| Problem description |
Every line of the following records that includes "preview" should be copied.

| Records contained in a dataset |
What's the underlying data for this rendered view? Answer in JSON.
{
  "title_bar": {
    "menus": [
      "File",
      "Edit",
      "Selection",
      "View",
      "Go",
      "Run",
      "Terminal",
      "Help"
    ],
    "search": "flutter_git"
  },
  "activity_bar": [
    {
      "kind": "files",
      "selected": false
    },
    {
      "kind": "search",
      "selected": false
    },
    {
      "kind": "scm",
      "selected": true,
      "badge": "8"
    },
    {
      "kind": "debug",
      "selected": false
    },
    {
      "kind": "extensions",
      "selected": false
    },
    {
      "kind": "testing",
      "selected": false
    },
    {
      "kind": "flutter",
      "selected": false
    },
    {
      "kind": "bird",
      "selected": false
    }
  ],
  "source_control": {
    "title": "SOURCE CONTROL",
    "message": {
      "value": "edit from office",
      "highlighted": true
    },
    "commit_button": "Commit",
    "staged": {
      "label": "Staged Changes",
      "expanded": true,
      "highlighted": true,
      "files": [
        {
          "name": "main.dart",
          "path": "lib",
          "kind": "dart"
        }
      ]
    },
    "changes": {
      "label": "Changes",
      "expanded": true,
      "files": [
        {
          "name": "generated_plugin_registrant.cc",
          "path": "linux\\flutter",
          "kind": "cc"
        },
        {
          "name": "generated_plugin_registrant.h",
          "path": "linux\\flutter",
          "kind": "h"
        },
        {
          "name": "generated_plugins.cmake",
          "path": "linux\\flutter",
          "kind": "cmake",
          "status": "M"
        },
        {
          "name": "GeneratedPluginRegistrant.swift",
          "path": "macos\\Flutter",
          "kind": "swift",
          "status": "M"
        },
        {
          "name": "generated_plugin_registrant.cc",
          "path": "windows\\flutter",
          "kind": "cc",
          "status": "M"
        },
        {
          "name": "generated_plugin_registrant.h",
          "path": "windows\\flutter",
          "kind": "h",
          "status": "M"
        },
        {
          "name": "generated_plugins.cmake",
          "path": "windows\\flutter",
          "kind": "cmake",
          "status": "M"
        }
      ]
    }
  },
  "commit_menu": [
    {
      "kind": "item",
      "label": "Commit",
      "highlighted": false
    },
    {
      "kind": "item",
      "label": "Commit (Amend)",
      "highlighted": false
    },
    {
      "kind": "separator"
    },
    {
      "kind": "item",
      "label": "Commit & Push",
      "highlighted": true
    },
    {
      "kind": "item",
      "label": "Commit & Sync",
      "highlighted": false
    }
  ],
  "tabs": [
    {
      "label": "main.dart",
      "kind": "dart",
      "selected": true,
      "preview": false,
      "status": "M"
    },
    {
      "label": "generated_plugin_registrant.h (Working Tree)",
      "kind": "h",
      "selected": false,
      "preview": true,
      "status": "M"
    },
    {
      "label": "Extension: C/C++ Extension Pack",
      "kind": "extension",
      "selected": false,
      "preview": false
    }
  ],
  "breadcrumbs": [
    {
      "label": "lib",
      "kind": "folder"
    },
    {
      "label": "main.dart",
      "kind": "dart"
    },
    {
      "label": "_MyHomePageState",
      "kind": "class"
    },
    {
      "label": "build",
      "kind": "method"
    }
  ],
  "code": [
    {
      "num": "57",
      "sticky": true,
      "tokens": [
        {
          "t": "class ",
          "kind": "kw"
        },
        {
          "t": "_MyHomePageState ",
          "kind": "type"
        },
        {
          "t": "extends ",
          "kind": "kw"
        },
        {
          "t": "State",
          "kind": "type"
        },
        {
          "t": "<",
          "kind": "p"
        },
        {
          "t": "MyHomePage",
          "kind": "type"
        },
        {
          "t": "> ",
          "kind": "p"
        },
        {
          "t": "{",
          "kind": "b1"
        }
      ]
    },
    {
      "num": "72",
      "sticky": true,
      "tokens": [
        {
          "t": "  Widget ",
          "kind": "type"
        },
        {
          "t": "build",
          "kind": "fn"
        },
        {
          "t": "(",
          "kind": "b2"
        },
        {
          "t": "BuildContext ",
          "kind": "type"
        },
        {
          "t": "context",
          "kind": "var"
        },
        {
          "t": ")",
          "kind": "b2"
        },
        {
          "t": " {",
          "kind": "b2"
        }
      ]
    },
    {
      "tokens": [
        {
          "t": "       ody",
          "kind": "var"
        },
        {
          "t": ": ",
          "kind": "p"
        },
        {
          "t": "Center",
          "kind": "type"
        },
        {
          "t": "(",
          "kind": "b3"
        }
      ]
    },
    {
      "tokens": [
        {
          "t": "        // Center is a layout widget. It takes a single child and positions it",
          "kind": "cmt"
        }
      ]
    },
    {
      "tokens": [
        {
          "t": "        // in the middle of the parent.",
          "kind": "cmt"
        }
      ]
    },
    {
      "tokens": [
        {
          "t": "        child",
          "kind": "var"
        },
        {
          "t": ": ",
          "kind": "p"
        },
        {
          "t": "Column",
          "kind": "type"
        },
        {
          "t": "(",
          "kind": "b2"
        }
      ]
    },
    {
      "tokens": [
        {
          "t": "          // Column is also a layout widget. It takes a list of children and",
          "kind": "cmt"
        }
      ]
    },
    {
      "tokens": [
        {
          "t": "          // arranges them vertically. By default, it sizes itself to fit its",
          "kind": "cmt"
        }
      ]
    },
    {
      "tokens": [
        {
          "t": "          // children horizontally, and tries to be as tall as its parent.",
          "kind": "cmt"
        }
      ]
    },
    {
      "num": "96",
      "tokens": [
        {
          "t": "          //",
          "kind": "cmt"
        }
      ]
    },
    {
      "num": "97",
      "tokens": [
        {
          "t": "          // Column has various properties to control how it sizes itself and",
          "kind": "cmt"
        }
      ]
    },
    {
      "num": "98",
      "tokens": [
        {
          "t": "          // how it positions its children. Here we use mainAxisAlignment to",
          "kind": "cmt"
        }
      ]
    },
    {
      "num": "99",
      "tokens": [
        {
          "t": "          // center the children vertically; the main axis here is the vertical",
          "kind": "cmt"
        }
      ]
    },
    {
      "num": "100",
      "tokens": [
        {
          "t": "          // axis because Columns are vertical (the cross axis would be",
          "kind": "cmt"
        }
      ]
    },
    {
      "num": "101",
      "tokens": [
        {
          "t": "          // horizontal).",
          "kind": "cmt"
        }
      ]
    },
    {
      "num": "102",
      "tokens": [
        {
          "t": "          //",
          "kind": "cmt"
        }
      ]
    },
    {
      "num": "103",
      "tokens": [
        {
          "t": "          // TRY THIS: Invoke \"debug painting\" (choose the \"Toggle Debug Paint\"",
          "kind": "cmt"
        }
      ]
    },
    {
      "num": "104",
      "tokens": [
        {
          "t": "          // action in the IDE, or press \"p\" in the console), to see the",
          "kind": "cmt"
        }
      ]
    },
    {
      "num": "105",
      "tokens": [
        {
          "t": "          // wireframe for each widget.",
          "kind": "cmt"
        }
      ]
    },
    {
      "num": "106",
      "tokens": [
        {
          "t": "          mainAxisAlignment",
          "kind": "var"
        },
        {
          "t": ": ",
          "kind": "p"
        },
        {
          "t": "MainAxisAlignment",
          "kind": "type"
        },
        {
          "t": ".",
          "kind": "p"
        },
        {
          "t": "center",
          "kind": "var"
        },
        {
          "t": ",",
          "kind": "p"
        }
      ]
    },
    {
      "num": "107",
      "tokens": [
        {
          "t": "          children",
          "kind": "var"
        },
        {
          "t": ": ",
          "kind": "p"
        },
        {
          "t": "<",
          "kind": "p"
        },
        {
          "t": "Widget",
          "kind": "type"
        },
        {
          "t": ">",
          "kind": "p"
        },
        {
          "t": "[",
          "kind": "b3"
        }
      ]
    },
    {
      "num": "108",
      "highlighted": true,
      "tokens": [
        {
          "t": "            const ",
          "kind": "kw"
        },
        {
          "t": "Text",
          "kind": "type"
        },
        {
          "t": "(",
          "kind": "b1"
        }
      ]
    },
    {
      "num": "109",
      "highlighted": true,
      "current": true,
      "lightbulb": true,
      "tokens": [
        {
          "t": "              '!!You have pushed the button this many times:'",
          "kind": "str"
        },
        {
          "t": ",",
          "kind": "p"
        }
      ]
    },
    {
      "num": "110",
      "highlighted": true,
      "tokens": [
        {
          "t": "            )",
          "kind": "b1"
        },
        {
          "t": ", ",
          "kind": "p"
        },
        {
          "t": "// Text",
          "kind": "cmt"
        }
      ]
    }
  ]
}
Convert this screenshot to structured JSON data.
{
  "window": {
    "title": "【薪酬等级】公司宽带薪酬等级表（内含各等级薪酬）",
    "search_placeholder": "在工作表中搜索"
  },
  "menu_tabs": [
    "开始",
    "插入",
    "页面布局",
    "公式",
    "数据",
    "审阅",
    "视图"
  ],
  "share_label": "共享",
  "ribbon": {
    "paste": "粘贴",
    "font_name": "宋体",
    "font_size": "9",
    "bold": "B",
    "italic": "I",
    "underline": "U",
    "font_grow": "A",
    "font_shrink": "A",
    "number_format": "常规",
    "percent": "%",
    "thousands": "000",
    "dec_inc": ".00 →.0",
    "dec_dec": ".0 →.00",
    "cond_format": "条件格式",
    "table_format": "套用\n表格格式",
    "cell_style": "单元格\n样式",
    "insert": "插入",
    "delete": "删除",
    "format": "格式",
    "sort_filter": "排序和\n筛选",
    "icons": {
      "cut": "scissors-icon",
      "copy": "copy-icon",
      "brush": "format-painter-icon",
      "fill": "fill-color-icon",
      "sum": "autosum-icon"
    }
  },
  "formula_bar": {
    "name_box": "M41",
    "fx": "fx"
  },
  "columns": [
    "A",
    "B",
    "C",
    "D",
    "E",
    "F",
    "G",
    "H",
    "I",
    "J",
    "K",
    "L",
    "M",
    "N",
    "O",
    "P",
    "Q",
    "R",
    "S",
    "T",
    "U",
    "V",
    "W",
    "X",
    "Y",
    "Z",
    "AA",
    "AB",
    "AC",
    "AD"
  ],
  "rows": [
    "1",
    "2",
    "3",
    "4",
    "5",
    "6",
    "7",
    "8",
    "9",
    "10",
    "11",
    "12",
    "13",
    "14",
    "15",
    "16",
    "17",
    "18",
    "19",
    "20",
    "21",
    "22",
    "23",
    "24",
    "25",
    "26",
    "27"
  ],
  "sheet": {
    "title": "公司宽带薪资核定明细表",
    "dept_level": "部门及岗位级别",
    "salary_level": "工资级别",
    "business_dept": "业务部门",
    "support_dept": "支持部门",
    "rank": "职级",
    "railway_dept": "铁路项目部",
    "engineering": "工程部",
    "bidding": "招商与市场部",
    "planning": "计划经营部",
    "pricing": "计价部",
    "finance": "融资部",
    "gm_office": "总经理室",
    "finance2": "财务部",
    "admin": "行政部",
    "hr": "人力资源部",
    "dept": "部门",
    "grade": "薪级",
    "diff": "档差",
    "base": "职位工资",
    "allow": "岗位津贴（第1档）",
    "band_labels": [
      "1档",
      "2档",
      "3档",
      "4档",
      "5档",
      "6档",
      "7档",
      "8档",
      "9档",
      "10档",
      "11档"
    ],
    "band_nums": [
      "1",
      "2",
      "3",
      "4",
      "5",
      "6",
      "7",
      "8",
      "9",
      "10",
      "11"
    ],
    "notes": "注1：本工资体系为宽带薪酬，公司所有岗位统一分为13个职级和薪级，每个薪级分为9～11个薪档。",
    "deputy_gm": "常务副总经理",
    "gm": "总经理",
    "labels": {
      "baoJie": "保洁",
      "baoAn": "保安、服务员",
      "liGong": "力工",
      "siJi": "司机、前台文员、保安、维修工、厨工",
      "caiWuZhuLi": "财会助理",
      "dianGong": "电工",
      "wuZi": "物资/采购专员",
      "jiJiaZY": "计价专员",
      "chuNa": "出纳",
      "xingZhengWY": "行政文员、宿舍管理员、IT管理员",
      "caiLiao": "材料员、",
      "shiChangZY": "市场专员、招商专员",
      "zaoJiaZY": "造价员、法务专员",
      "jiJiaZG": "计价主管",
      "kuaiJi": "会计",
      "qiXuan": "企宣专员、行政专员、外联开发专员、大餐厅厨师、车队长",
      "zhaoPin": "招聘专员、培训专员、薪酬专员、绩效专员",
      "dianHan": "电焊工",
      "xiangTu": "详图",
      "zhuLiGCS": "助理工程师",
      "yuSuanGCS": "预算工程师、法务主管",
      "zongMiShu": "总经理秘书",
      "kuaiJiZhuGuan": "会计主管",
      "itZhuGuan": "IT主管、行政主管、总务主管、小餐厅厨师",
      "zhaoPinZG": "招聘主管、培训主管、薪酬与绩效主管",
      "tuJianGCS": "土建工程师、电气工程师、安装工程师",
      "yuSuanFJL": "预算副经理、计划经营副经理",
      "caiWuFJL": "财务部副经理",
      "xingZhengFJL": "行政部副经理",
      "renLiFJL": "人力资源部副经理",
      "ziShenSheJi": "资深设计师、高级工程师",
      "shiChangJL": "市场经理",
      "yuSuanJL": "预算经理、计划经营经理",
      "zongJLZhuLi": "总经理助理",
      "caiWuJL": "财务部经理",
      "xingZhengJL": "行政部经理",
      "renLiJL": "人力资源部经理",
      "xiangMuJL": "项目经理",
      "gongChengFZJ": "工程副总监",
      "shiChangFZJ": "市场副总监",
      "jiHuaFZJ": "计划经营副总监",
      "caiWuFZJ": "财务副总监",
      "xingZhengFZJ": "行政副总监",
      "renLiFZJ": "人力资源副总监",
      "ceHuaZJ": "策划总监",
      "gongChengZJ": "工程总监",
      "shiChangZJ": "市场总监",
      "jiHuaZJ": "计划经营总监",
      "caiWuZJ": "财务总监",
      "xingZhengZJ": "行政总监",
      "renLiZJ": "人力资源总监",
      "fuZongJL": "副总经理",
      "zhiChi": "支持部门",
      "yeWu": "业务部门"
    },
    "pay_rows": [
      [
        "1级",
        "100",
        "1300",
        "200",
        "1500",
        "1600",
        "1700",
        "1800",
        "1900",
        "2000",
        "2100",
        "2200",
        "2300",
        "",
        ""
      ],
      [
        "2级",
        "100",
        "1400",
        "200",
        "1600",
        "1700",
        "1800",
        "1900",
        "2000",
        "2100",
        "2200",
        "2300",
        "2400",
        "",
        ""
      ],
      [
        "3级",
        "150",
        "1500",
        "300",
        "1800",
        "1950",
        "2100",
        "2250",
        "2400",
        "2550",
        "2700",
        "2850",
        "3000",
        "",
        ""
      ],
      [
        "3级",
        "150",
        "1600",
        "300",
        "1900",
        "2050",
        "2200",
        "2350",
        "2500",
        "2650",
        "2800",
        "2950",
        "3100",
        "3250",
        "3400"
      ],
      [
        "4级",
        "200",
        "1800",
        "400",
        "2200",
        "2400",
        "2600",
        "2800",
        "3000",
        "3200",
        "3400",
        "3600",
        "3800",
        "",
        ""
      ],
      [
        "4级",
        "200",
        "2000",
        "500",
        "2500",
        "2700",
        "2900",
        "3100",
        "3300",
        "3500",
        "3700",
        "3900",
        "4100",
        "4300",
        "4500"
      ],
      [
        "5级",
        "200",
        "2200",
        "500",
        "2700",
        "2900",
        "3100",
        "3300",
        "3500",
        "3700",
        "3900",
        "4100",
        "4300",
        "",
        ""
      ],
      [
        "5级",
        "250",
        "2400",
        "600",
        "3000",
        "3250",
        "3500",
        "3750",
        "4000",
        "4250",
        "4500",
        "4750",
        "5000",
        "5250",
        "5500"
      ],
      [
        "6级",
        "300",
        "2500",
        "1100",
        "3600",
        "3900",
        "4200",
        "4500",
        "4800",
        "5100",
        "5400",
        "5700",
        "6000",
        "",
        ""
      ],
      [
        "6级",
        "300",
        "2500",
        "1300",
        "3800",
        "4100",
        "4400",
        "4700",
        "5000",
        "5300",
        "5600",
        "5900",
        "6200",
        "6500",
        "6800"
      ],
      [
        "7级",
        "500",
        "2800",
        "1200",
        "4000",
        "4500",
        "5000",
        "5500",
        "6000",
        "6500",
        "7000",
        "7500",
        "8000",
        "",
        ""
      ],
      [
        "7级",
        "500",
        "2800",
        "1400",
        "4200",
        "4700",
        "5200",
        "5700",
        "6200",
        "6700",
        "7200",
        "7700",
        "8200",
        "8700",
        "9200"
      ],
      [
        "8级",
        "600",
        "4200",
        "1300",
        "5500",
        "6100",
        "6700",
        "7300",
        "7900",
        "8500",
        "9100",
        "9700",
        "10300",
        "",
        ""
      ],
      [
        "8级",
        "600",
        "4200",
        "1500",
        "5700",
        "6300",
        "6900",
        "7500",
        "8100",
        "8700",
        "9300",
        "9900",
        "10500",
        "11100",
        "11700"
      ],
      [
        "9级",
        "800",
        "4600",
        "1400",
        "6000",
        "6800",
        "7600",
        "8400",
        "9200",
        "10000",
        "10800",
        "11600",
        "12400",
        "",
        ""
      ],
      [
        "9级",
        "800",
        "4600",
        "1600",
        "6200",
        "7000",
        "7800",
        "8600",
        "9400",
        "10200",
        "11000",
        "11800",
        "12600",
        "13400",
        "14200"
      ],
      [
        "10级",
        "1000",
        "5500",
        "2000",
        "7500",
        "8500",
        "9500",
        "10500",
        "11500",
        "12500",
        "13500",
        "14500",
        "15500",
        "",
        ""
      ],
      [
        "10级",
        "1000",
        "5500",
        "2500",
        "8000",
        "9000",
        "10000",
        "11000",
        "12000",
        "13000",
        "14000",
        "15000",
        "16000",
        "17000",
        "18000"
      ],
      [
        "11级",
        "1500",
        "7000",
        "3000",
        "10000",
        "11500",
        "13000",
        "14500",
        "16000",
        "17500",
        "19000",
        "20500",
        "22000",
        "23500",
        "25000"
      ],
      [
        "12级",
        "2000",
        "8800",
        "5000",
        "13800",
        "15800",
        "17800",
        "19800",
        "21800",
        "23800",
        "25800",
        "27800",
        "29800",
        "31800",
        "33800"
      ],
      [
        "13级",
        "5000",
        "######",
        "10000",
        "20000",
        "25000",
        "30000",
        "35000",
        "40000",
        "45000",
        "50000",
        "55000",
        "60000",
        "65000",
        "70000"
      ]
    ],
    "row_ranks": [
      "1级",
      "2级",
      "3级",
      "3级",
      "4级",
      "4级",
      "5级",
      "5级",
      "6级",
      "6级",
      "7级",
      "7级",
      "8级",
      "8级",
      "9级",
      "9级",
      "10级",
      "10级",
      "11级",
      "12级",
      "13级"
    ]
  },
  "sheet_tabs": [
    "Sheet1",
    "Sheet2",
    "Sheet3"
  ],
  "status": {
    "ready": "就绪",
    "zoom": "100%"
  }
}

| Answer space |
      "preview": false,
      "preview": true,
      "preview": false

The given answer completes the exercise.